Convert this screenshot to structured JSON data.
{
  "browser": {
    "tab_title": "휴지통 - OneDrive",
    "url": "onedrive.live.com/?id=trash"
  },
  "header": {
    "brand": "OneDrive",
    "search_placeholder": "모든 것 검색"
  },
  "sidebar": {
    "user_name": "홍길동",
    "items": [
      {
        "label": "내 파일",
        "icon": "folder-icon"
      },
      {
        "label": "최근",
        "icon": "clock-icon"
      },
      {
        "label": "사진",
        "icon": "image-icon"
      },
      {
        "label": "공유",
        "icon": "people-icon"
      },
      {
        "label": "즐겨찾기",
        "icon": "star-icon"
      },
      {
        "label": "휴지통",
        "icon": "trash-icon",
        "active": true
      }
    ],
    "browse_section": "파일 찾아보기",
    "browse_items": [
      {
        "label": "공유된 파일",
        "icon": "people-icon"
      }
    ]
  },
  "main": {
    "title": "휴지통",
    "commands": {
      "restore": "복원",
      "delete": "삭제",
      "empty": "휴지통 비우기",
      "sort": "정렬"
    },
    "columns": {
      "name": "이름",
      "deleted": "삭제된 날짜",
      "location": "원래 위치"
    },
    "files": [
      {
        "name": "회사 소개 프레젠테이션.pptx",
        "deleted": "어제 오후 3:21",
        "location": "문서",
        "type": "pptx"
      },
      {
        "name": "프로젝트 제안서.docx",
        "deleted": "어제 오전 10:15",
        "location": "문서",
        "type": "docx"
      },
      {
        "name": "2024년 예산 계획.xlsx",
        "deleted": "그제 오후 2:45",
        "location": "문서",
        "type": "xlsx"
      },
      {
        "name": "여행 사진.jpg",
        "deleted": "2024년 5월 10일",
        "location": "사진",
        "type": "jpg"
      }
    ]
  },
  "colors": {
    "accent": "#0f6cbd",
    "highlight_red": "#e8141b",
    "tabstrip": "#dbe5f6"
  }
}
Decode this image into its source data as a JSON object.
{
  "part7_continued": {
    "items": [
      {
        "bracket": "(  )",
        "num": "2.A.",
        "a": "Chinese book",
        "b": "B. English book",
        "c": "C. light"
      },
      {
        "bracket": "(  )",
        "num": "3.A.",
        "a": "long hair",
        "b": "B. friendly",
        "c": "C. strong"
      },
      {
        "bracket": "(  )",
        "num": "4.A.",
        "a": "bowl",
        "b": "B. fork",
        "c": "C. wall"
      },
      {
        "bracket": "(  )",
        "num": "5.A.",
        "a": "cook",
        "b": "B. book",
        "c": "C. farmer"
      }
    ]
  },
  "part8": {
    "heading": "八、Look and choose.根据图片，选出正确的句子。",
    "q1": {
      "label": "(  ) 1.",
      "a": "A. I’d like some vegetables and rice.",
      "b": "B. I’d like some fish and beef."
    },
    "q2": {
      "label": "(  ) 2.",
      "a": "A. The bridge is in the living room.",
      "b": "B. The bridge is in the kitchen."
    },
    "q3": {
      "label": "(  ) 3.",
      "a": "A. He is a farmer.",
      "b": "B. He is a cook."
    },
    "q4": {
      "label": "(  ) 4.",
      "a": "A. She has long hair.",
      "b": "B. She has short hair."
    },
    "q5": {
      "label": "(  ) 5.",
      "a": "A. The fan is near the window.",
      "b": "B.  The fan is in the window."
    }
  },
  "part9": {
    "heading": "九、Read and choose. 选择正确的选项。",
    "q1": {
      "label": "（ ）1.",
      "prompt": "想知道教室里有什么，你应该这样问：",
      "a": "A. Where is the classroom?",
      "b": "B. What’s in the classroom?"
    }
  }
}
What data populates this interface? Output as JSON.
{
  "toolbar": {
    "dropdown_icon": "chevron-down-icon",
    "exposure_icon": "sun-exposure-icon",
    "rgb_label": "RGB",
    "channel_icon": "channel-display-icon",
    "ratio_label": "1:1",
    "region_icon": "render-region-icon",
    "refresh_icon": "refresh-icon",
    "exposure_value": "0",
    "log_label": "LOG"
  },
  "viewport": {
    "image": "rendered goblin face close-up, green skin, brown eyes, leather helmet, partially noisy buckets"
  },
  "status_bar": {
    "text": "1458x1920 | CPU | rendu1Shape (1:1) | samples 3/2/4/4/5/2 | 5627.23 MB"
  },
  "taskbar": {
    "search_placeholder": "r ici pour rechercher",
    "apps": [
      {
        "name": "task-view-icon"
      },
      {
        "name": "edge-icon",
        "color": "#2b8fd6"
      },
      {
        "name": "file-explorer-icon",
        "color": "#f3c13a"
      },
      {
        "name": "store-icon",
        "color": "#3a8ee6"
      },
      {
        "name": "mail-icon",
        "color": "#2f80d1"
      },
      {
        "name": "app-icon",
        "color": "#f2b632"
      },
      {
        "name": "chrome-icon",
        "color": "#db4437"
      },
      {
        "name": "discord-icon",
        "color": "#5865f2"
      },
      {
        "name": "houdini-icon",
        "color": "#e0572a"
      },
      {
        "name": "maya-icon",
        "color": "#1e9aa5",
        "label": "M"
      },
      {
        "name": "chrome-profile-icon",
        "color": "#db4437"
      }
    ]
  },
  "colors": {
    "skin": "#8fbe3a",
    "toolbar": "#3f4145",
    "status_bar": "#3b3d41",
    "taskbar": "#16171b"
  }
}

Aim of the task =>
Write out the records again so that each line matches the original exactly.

Finished task =>
Convert this screenshot to structured JSON data.
{
  "browser": {
    "tab_title": "휴지통 - OneDrive",
    "url": "onedrive.live.com/?id=trash"
  },
  "header": {
    "brand": "OneDrive",
    "search_placeholder": "모든 것 검색"
  },
  "sidebar": {
    "user_name": "홍길동",
    "items": [
      {
        "label": "내 파일",
        "icon": "folder-icon"
      },
      {
        "label": "최근",
        "icon": "clock-icon"
      },
      {
        "label": "사진",
        "icon": "image-icon"
      },
      {
        "label": "공유",
        "icon": "people-icon"
      },
      {
        "label": "즐겨찾기",
        "icon": "star-icon"
      },
      {
        "label": "휴지통",
        "icon": "trash-icon",
        "active": true
      }
    ],
    "browse_section": "파일 찾아보기",
    "browse_items": [
      {
        "label": "공유된 파일",
        "icon": "people-icon"
      }
    ]
  },
  "main": {
    "title": "휴지통",
    "commands": {
      "restore": "복원",
      "delete": "삭제",
      "empty": "휴지통 비우기",
      "sort": "정렬"
    },
    "columns": {
      "name": "이름",
      "deleted": "삭제된 날짜",
      "location": "원래 위치"
    },
    "files": [
      {
        "name": "회사 소개 프레젠테이션.pptx",
        "deleted": "어제 오후 3:21",
        "location": "문서",
        "type": "pptx"
      },
      {
        "name": "프로젝트 제안서.docx",
        "deleted": "어제 오전 10:15",
        "location": "문서",
        "type": "docx"
      },
      {
        "name": "2024년 예산 계획.xlsx",
        "deleted": "그제 오후 2:45",
        "location": "문서",
        "type": "xlsx"
      },
      {
        "name": "여행 사진.jpg",
        "deleted": "2024년 5월 10일",
        "location": "사진",
        "type": "jpg"
      }
    ]
  },
  "colors": {
    "accent": "#0f6cbd",
    "highlight_red": "#e8141b",
    "tabstrip": "#dbe5f6"
  }
}
Decode this image into its source data as a JSON object.
{
  "part7_continued": {
    "items": [
      {
        "bracket": "(  )",
        "num": "2.A.",
        "a": "Chinese book",
        "b": "B. English book",
        "c": "C. light"
      },
      {
        "bracket": "(  )",
        "num": "3.A.",
        "a": "long hair",
        "b": "B. friendly",
        "c": "C. strong"
      },
      {
        "bracket": "(  )",
        "num": "4.A.",
        "a": "bowl",
        "b": "B. fork",
        "c": "C. wall"
      },
      {
        "bracket": "(  )",
        "num": "5.A.",
        "a": "cook",
        "b": "B. book",
        "c": "C. farmer"
      }
    ]
  },
  "part8": {
    "heading": "八、Look and choose.根据图片，选出正确的句子。",
    "q1": {
      "label": "(  ) 1.",
      "a": "A. I’d like some vegetables and rice.",
      "b": "B. I’d like some fish and beef."
    },
    "q2": {
      "label": "(  ) 2.",
      "a": "A. The bridge is in the living room.",
      "b": "B. The bridge is in the kitchen."
    },
    "q3": {
      "label": "(  ) 3.",
      "a": "A. He is a farmer.",
      "b": "B. He is a cook."
    },
    "q4": {
      "label": "(  ) 4.",
      "a": "A. She has long hair.",
      "b": "B. She has short hair."
    },
    "q5": {
      "label": "(  ) 5.",
      "a": "A. The fan is near the window.",
      "b": "B.  The fan is in the window."
    }
  },
  "part9": {
    "heading": "九、Read and choose. 选择正确的选项。",
    "q1": {
      "label": "（ ）1.",
      "prompt": "想知道教室里有什么，你应该这样问：",
      "a": "A. Where is the classroom?",
      "b": "B. What’s in the classroom?"
    }
  }
}
What data populates this interface? Output as JSON.
{
  "toolbar": {
    "dropdown_icon": "chevron-down-icon",
    "exposure_icon": "sun-exposure-icon",
    "rgb_label": "RGB",
    "channel_icon": "channel-display-icon",
    "ratio_label": "1:1",
    "region_icon": "render-region-icon",
    "refresh_icon": "refresh-icon",
    "exposure_value": "0",
    "log_label": "LOG"
  },
  "viewport": {
    "image": "rendered goblin face close-up, green skin, brown eyes, leather helmet, partially noisy buckets"
  },
  "status_bar": {
    "text": "1458x1920 | CPU | rendu1Shape (1:1) | samples 3/2/4/4/5/2 | 5627.23 MB"
  },
  "taskbar": {
    "search_placeholder": "r ici pour rechercher",
    "apps": [
      {
        "name": "task-view-icon"
      },
      {
        "name": "edge-icon",
        "color": "#2b8fd6"
      },
      {
        "name": "file-explorer-icon",
        "color": "#f3c13a"
      },
      {
        "name": "store-icon",
        "color": "#3a8ee6"
      },
      {
        "name": "mail-icon",
        "color": "#2f80d1"
      },
      {
        "name": "app-icon",
        "color": "#f2b632"
      },
      {
        "name": "chrome-icon",
        "color": "#db4437"
      },
      {
        "name": "discord-icon",
        "color": "#5865f2"
      },
      {
        "name": "houdini-icon",
        "color": "#e0572a"
      },
      {
        "name": "maya-icon",
        "color": "#1e9aa5",
        "label": "M"
      },
      {
        "name": "chrome-profile-icon",
        "color": "#db4437"
      }
    ]
  },
  "colors": {
    "skin": "#8fbe3a",
    "toolbar": "#3f4145",
    "status_bar": "#3b3d41",
    "taskbar": "#16171b"
  }
}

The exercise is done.